The first time the Four Tops found themselves at No. 1 on the charts, it was courtesy of a love song with a dramatic build courtesy of a legendary songwriting trio. A year later, the Motown quartet hit another home run with "Reach Out I'll Be There," penned by the same songwriters - with a touch more drama.
That's not to suggest there was discord between the Detroit quartet and the writing/producing trio of Brian Holland, Lamont Dozier and Eddie Holland. From the moment the Tops broke with their repertoire of jazz standards to cut Holland-Dozier-Holland's "Baby I Need Your Loving," it was clear this was a match made in heaven. In 1965, the group scored back-to-back Top 5 hits with "I Can't Help Myself (Sugar Pie, Honey Bunch)," which topped the Billboard Hot 100, and the peppy "It's the Same Old Song."
Part of the secret to the Tops' sound was a defiance of musical gravity: frontman Levi Stubbs, a natural baritone, was pushed to sing in a higher register by his producers to sell the drama of the songs. "Eddie realized that when Levi hit the top of his vocal range, it sounded like someone hurting, so he made him sing right up there," bandmate Duke Fakir explained to The Guardian. "Levi complained, but we knew he loved it. Every time they thought he was at the top, he would reach a little further until you could hear the tears in his voice."
If "I Can't Help Myself" paid tribute to a head-over-heels love and "It's the Same Old Song" was a plea for a partner who's not in the picture, "Reach Out I'll Be There" was an urgent vow of commitment - a promise to "give you all the love you need." Lamont Dozier later told Sound on Sound he felt this track marked a notable shift in how Motown's signature sound was perceived. "I think the experiment of putting classical and gospel together reached full force on 'Reach Out I'll Be There,'" he said. "I mean, so many people have tried to define the 'Motown Sound', and if it's anything, it's gospel and classical merging together."
It was Brian Holland's idea to start with the dramatic, almost Russian-inspired minor chord intro, while Eddie devised most of the lyrics himself instead of taking title suggestions from his partners.

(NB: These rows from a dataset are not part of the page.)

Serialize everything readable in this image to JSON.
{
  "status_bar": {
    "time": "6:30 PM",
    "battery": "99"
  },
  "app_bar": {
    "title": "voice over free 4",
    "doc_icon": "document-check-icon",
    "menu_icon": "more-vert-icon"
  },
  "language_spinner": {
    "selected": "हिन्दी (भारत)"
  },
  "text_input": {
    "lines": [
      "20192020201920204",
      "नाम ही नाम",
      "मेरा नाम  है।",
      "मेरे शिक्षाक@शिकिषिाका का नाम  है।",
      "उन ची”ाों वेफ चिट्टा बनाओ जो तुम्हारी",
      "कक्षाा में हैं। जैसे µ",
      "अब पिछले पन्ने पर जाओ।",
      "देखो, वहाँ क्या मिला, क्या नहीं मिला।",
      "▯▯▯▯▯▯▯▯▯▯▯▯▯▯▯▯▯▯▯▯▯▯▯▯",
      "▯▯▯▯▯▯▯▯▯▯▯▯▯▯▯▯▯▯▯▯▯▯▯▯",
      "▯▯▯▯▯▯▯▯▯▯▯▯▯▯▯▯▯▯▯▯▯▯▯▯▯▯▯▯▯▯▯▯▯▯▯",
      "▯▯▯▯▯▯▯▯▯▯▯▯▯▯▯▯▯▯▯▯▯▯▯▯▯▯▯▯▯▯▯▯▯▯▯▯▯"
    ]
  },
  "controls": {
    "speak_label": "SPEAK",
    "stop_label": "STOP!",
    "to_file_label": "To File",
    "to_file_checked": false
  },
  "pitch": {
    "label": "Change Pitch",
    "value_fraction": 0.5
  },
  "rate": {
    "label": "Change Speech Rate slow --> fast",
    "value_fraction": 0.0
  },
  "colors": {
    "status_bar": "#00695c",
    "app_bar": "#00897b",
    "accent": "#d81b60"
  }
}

But one key lyric was devised by Stubbs on the spot: the shouted "Just look over your shoulder" before the final chorus. That "was something he threw in spontaneously," Fakir recalled. "Levi was very creative like that, always adding something extra from the heart."
Within months of its release in August 1966, it was clear that the Four Tops were no fluke: on Oct. 15, 1966, the song started a two-week run atop the Billboard Hot 100 - and just weeks later, on Nov. 2, it reached the top of the U.K. charts for three straight weeks as well - the group's first Top 10 hit in that country.
The song's popularity has endured over the decades - covers by Diana Ross, Gloria Gaynor and Michael Bolton all charted in the States - but the most interesting version may have been a re-take by the Tops themselves, which converged with a surge in popularity of Motown throughout Europe, leading the Tops to eventually record the track in Italian! Stubbs may struggle with the lyrics of "Gira, Gira" - his improvisations are still in English - but the power of the track remains.